··· GIVEN DATA

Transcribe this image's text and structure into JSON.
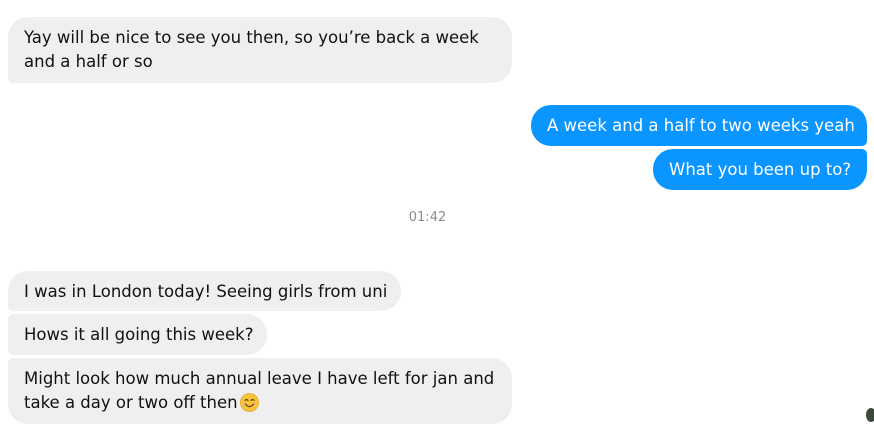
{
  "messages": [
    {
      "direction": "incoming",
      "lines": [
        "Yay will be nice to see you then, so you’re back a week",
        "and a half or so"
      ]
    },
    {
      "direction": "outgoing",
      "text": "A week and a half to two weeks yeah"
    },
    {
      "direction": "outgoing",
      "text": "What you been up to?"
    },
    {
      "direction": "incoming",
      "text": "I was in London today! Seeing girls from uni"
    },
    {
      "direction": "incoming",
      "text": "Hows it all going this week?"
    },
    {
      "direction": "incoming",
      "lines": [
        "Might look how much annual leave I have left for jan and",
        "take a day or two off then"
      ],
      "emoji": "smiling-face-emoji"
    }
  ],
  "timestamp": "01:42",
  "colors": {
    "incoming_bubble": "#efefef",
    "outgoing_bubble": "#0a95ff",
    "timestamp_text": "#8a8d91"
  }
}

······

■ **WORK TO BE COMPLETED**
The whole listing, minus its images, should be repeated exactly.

■ **EXPECTED ANSWER**
Transcribe this image's text and structure into JSON.
{
  "messages": [
    {
      "direction": "incoming",
      "lines": [
        "Yay will be nice to see you then, so you’re back a week",
        "and a half or so"
      ]
    },
    {
      "direction": "outgoing",
      "text": "A week and a half to two weeks yeah"
    },
    {
      "direction": "outgoing",
      "text": "What you been up to?"
    },
    {
      "direction": "incoming",
      "text": "I was in London today! Seeing girls from uni"
    },
    {
      "direction": "incoming",
      "text": "Hows it all going this week?"
    },
    {
      "direction": "incoming",
      "lines": [
        "Might look how much annual leave I have left for jan and",
        "take a day or two off then"
      ],
      "emoji": "smiling-face-emoji"
    }
  ],
  "timestamp": "01:42",
  "colors": {
    "incoming_bubble": "#efefef",
    "outgoing_bubble": "#0a95ff",
    "timestamp_text": "#8a8d91"
  }
}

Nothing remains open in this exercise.